Works Cited

Are Group Exercise Classes Causing More Harm Than Good?

For many people, exercise is a part of their everyday routine.  And for others, it is always something that looms over them, as something they should do to improve their health.  Everyone finds themselves thinking “I should work out more,” or “I should really go the gym,” once in a while.

For those fitness fanatics and the casual user trying to get into the habit of exercise, fitness classes are a popular option for motivation and training.  However, they can be very expensive – ranging from $15 to $40 for a single class.

ClassPass is a start-up that offers a subscription-based model for fitness classes in over 20 cities all over the country.  The service offers 5, 10, or unlimited classes per month and the subscriptions range from $50-$200 per month. cdwn11-e1422601940511

Since their launch in 2013, the company has booked over 18 million class reservations and has raised $84 million in funding.

The company has been hailed as the next Uber, as many other companies are using the ClassPass business plan as a model for other types of subscription services, like blowouts.

While this service has become very successful over the past few years, many fitness studio owners have criticized the company for their low payments to the studios and the detraction of business from these boutique studio owners.

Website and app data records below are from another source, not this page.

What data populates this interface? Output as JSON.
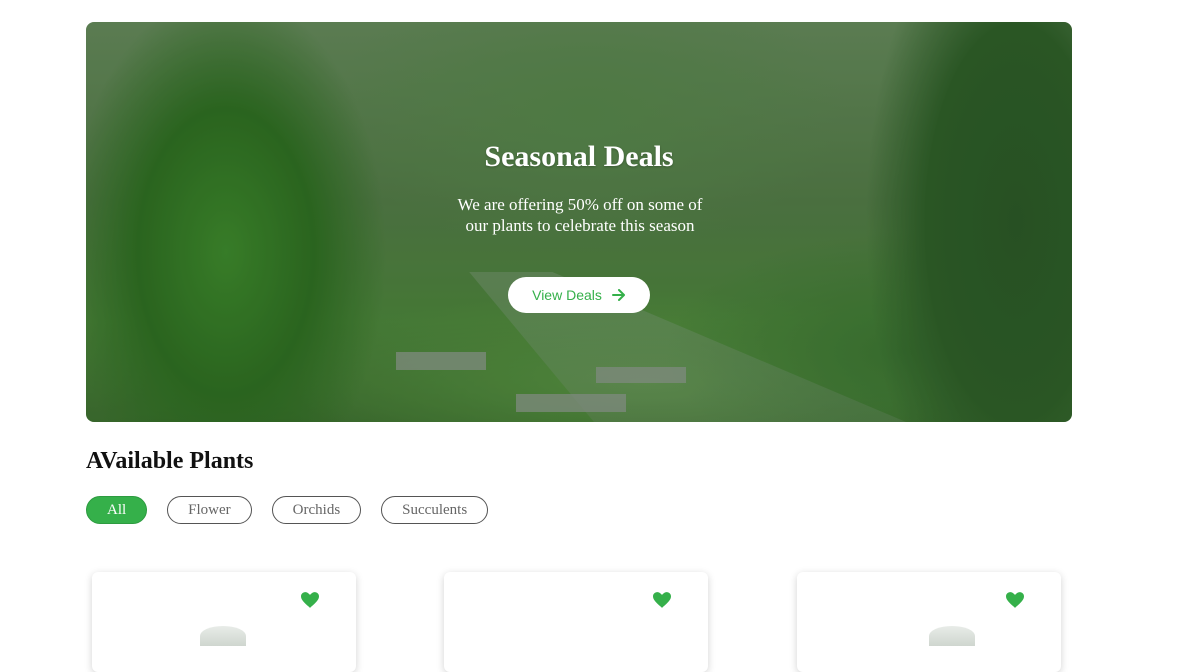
{
  "hero": {
    "title": "Seasonal Deals",
    "subtitle": "We are offering 50% off on some of our plants to celebrate this season",
    "button_label": "View Deals",
    "button_icon": "arrow-right-icon"
  },
  "plants": {
    "title": "AVailable Plants",
    "filters": [
      {
        "label": "All",
        "active": true
      },
      {
        "label": "Flower",
        "active": false
      },
      {
        "label": "Orchids",
        "active": false
      },
      {
        "label": "Succulents",
        "active": false
      }
    ],
    "cards": [
      {
        "favorite_icon": "heart-icon"
      },
      {
        "favorite_icon": "heart-icon"
      },
      {
        "favorite_icon": "heart-icon"
      }
    ]
  },
  "colors": {
    "accent": "#35b04a",
    "text_dark": "#111111",
    "chip_text": "#666666"
  }
}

Each month, ClassPass pays out an undisclosed sum to their studio partners, depending on how many people booked a class reservation through their system.  Although the exact number is not released by ClassPass, many sources say that ClassPass pays about fifty percent of the retail price.  So, if a class is typically priced at $30, ClassPass will pay only $15 for their customer to attend the same class.

This elastic pricing between customers is what is both the most intriguing and what has caused the most problems in ClassPass’s brief history. card_5_282

Many studio owners feel very contradicted in regards to ClassPass.  On one hand, by using ClassPass, they are filling their classes and receiving revenue that they would have otherwise not been generating.  However, many regular studio goers get fed up with the ClassPass users who are paying a discounted rate and make the classes much more crowded.

So, which is more important?  Having bodies in the room or having loyal customers who are willing to pay the full rate, which for some classes can be up to $40 per class, for the same class?

While many studios have chosen to participate in ClassPass and chose to limit the number of spots and the time of day that the classes are available to ClassPass users, there are some studios that have chosen to forgo the ClassPass option.

For example, SoulCycle, an always popular option especially in Los Angeles, refuses to join ClassPass and instead charges $34 a class.  Their classes are almost always full and people are willing to pay full price.

While the idea is that ClassPass will encourage their users to become loyal followers of a certain fitness class and instead book through them, many stay ClassPass users and bounce around each week from studio to studio.

As ClassPass matures and expands, will the benefits outweigh the costs for studios around the country and will studios continue to use their service?  And, as prices increase for customers, will customers still view the service as a value?